"The Last Empress: The Transitions, Images, and Functions of Zita of Bourbon-Parma, 1911-1922" Lucy Sarah Valarie Coatman (2022)

"Martin Engelbrecht's Theatre de la Milice entrangere: Engraving 'Otherness' from Affective Subjecthood to the Habsburg Empire of Man," Acer Lewis (2021)

"Horses and Sultan Ahmed I: Learning, Interspecies Communication, and the Early Modern Ottoman Empire," S. Doğan Karakelle (2020)

Recent Courses Taught:  

Powers and Peoples: Habsburg Central Europe, 1500-1918 (4 credits)

Habsburg-Ottoman Borderlands in Public History (4 credits)

Material Culture and Habsburg History (4 credits)

Ottoman Hungary (2 credits)

Art in the Service of the Nation (2 credits)

Global Histories of the Book (2 credits)

Eurasian Histories of the Book (2 credits)

Data Analysis and Visualization for Digital Humanities (2 credits)

The Politics of Representation: Art and Its Histories (undergraduate, 2 credits)

Recent Publications:

“Becoming Ottoman in the Central European Borderlands,” in Becoming Ottoman: Converts, Renegades and Identity in Early Modern and Modern Context, ed. Yavuz Köse, Petr Kucera, and Tobias Völker (I.B. Tauris, 2024).

“Caspar von Abschatz’s Album Amicorum: Collecting (in) the Ottoman World,” in Manuscript Albums and Their Cultural Contexts: Collectors, Objects, and Practices, ed. Janine Droese and Janina Karolewski, Studies in Manuscript Cultures (Berlin: De Gruyter, 2024),

Portraits of Empires: Habsburg Albums from the German House in Ottoman Constantinople (Indiana University Press, 2023).

“Melchior Lorck’s Turkish Publication in Relation to Sixteenth-Cenutry Albums,” in Melchior Lorck: Facts, Fiction, Interpretation, ed. Mikael Bøgh Rasmussen (Copenhagen: Statens Museum for Kunst, 2023), 77–85.

“Three Alba Amicorum from the Habsburg Netherlands: Manlius, Wijts, and Huenich in the Ottoman Empire,” Early Modern Low Countries 6, no. 1 (2022): 103–26. (see here)

“Globalizing Early Modern Central and Eastern European Art,” Art East Central 2 (2022),

“Misunderstanding Ottoman Europe: The Material Culture of the Borderlands in Renaissance Depictions of the Ottoman World,” in Schilde des Spätmittelalters und der Frühen Neuzeit, ed. Raphael Beuing and Wolfgang Augustyn, Veröffentlichungen des Zentralinstituts für Kunstgeschichte in München 46 (Munich: Dietmar Klinger Verlag, 2019), 377–86. (see here)

“Brief Notes on the Long War in the Early Modern News Cycle,” Austrian History Yearbook 50 (2019): 17–33. (see here)

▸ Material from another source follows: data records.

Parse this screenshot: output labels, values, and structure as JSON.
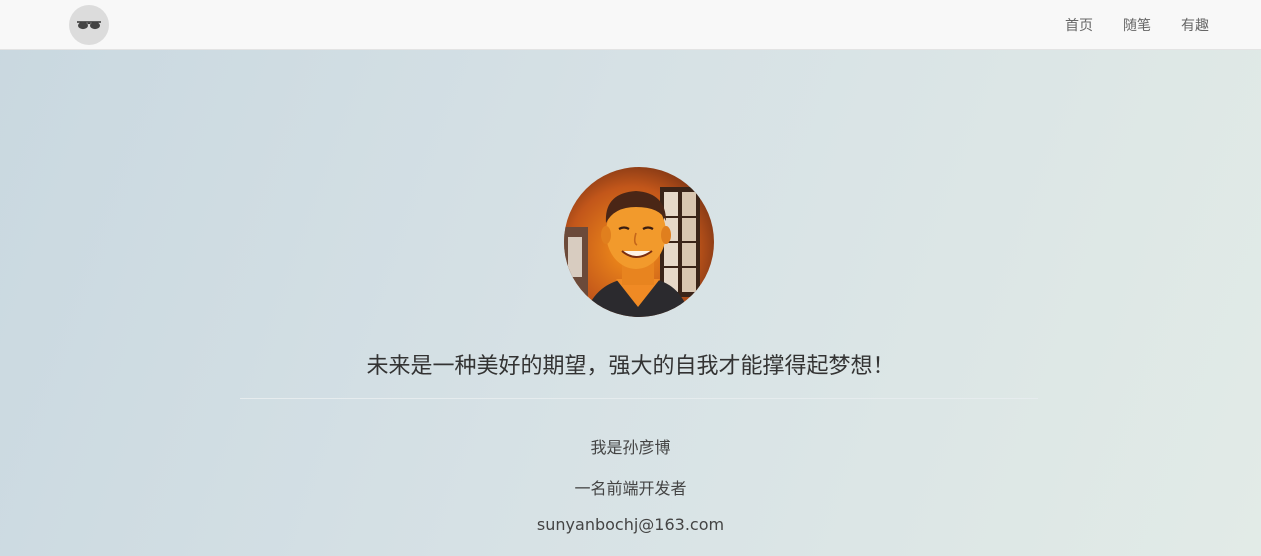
{
  "navbar": {
    "logo_icon": "glasses-icon",
    "links": [
      {
        "label": "首页"
      },
      {
        "label": "随笔"
      },
      {
        "label": "有趣"
      }
    ]
  },
  "profile": {
    "avatar_icon": "profile-photo",
    "headline": "未来是一种美好的期望，强大的自我才能撑得起梦想！",
    "name_line": "我是孙彦博",
    "role_line": "一名前端开发者",
    "email": "sunyanbochj@163.com"
  },
  "colors": {
    "navbar_bg": "#f8f8f8",
    "nav_text": "#666666",
    "headline_text": "#333333"
  }
}
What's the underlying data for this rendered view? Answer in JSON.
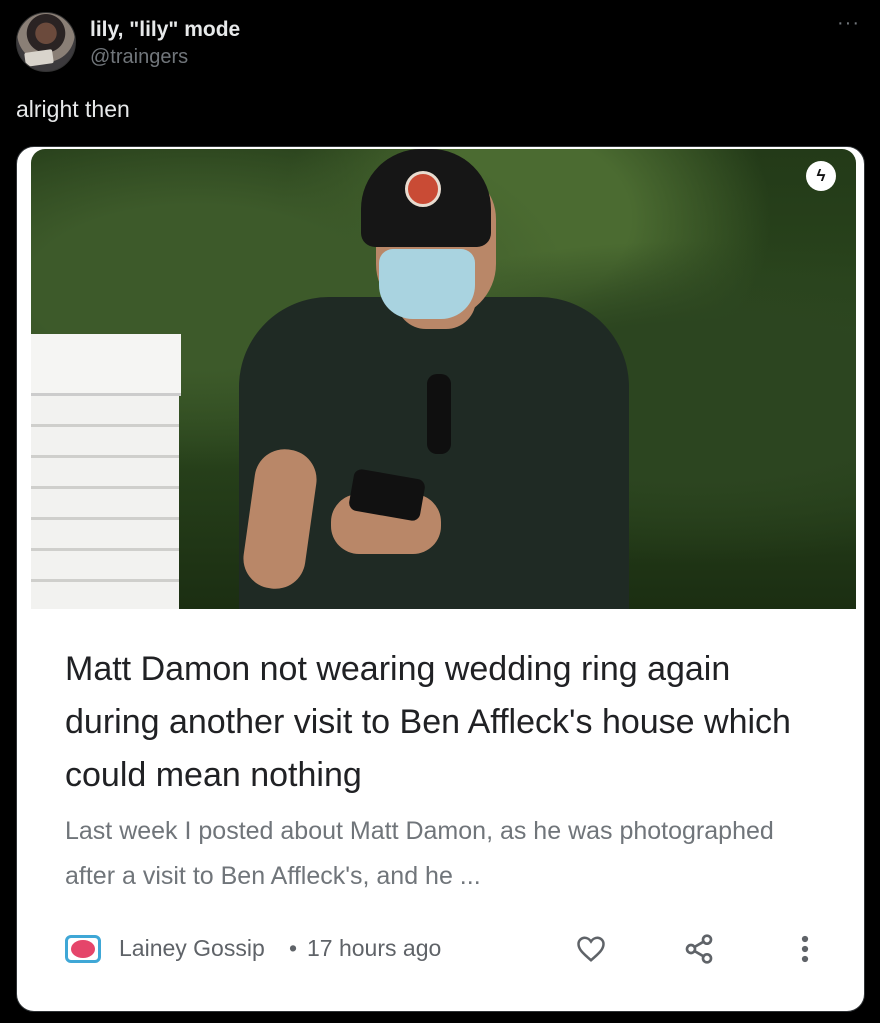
{
  "tweet": {
    "display_name": "lily, \"lily\" mode",
    "handle": "@traingers",
    "more_icon": "more-horizontal-icon",
    "text": "alright then"
  },
  "card": {
    "image_badge_icon": "lightning-bolt-icon",
    "headline": "Matt Damon not wearing wedding ring again during another visit to Ben Affleck's house which could mean nothing",
    "snippet": "Last week I posted about Matt Damon, as he was photographed after a visit to Ben Affleck's, and he ...",
    "source": {
      "name": "Lainey Gossip",
      "separator": "•",
      "time": "17 hours ago"
    },
    "actions": [
      "heart-icon",
      "share-icon",
      "more-vertical-icon"
    ]
  }
}
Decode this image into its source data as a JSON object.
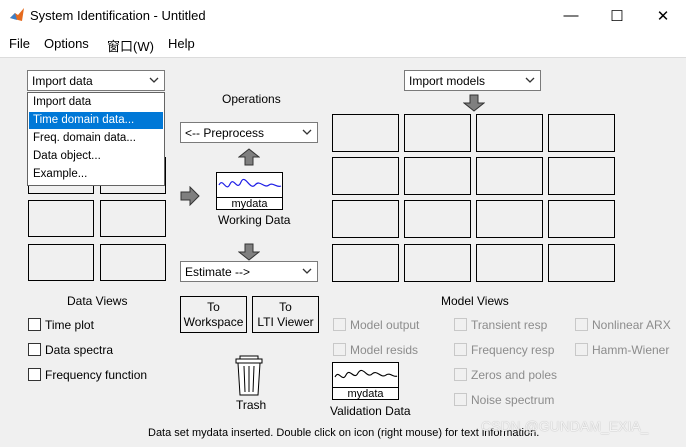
{
  "window": {
    "title": "System Identification - Untitled",
    "minimize_glyph": "—",
    "maximize_glyph": "☐",
    "close_glyph": "✕"
  },
  "menu": [
    "File",
    "Options",
    "窗口(W)",
    "Help"
  ],
  "import_data": {
    "selected": "Import data",
    "options": [
      "Import data",
      "Time domain data...",
      "Freq. domain data...",
      "Data object...",
      "Example..."
    ],
    "highlighted": "Time domain data..."
  },
  "operations": {
    "label": "Operations",
    "preprocess": "<-- Preprocess",
    "estimate": "Estimate -->",
    "working_data_name": "mydata",
    "working_data_label": "Working Data",
    "to_workspace": [
      "To",
      "Workspace"
    ],
    "to_lti_viewer": [
      "To",
      "LTI Viewer"
    ],
    "trash_label": "Trash"
  },
  "import_models": {
    "selected": "Import models"
  },
  "data_views": {
    "title": "Data Views",
    "items": [
      {
        "label": "Time plot",
        "checked": false,
        "enabled": true
      },
      {
        "label": "Data spectra",
        "checked": false,
        "enabled": true
      },
      {
        "label": "Frequency function",
        "checked": false,
        "enabled": true
      }
    ]
  },
  "model_views": {
    "title": "Model Views",
    "col1": [
      {
        "label": "Model output",
        "enabled": false
      },
      {
        "label": "Model resids",
        "enabled": false
      }
    ],
    "col2": [
      {
        "label": "Transient resp",
        "enabled": false
      },
      {
        "label": "Frequency resp",
        "enabled": false
      },
      {
        "label": "Zeros and poles",
        "enabled": false
      },
      {
        "label": "Noise spectrum",
        "enabled": false
      }
    ],
    "col3": [
      {
        "label": "Nonlinear ARX",
        "enabled": false
      },
      {
        "label": "Hamm-Wiener",
        "enabled": false
      }
    ]
  },
  "validation": {
    "name": "mydata",
    "label": "Validation Data"
  },
  "status": "Data set mydata inserted.  Double click on icon (right mouse) for text information.",
  "watermark": "CSDN @GUNDAM_EXIA_",
  "colors": {
    "accent": "#0078d7",
    "signal": "#1e1ee6",
    "background": "#f0f0f0"
  }
}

“The Captive Self: The Art of Intrigue and the Holy Roman Emperor’s Resident Ambassador at the Ottoman Court in the Sixteenth Century,” Journal of Early Modern History 22 (2018): 1–25. (see here)

“Christians of Ottoman Europe in Sixteenth-Century Costume Books,” in The Dialectics of Orientalism in Early Modern Europe, ed. Marcus Keller and Javier Irigoyen-García (London: Palgrave Macmillan, 2018), 173–93. (see here)

“Vernacular Diplomacy: The Culture of Sixteenth-Century Peace Keeping Strategies in the Ottoman–Habsburg Borderlands,” Archivum Ottomanicum 34 (2017): 193–204. (see here)


Princeton University (Ph.D., History, 2017)
Princeton University (M.A., History, 2014)
Rutgers University (M.A., Art History, 2011)
University of Central Florida (B.A., Art History, 2009)